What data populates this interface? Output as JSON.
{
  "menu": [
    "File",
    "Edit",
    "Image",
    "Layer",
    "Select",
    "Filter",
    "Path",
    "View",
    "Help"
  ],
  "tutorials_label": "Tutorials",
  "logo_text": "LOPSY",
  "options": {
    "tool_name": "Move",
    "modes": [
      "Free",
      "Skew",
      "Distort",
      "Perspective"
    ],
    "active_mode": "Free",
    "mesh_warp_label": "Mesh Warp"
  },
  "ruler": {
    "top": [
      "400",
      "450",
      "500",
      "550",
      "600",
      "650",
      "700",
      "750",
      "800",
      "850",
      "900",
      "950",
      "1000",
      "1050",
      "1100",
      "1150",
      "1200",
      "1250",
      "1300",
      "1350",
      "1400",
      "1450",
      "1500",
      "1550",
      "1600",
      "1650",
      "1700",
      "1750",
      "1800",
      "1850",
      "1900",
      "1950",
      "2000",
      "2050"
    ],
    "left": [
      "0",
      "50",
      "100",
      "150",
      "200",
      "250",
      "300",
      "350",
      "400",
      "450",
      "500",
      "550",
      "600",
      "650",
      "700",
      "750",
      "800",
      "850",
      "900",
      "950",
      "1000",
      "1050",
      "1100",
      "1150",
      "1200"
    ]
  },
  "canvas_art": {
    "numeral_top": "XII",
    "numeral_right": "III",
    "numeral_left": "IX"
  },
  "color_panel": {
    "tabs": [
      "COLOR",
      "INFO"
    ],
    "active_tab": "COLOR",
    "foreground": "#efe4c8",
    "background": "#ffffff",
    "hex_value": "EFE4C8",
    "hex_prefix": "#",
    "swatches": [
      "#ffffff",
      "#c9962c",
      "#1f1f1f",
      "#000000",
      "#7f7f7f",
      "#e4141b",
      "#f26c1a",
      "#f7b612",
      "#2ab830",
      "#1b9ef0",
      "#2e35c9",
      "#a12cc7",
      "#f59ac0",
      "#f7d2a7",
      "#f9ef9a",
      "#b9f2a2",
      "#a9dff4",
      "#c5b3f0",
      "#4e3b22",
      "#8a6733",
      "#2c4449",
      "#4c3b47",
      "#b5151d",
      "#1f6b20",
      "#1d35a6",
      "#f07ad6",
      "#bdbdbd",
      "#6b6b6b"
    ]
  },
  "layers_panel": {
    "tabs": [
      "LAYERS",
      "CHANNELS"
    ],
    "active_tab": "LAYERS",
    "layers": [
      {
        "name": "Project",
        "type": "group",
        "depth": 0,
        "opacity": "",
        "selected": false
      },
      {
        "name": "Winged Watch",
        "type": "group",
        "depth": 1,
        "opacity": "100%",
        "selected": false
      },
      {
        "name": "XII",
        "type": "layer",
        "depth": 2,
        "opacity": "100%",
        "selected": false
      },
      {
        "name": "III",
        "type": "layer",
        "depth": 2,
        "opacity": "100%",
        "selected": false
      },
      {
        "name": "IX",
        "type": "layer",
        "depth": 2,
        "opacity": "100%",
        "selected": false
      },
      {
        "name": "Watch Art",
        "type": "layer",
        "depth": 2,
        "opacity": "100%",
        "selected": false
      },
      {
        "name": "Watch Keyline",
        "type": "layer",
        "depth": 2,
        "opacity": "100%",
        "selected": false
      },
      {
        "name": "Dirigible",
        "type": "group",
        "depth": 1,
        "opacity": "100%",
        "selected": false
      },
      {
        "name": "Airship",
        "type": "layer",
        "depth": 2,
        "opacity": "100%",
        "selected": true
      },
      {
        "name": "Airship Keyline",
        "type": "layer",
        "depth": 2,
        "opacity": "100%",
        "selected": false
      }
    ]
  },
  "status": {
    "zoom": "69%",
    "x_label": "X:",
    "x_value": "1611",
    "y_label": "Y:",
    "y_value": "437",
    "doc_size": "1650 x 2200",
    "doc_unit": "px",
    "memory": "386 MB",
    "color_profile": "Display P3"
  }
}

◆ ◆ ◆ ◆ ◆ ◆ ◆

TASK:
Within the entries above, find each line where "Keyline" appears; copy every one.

SOLUTION:
        "name": "Watch Keyline",
        "name": "Airship Keyline",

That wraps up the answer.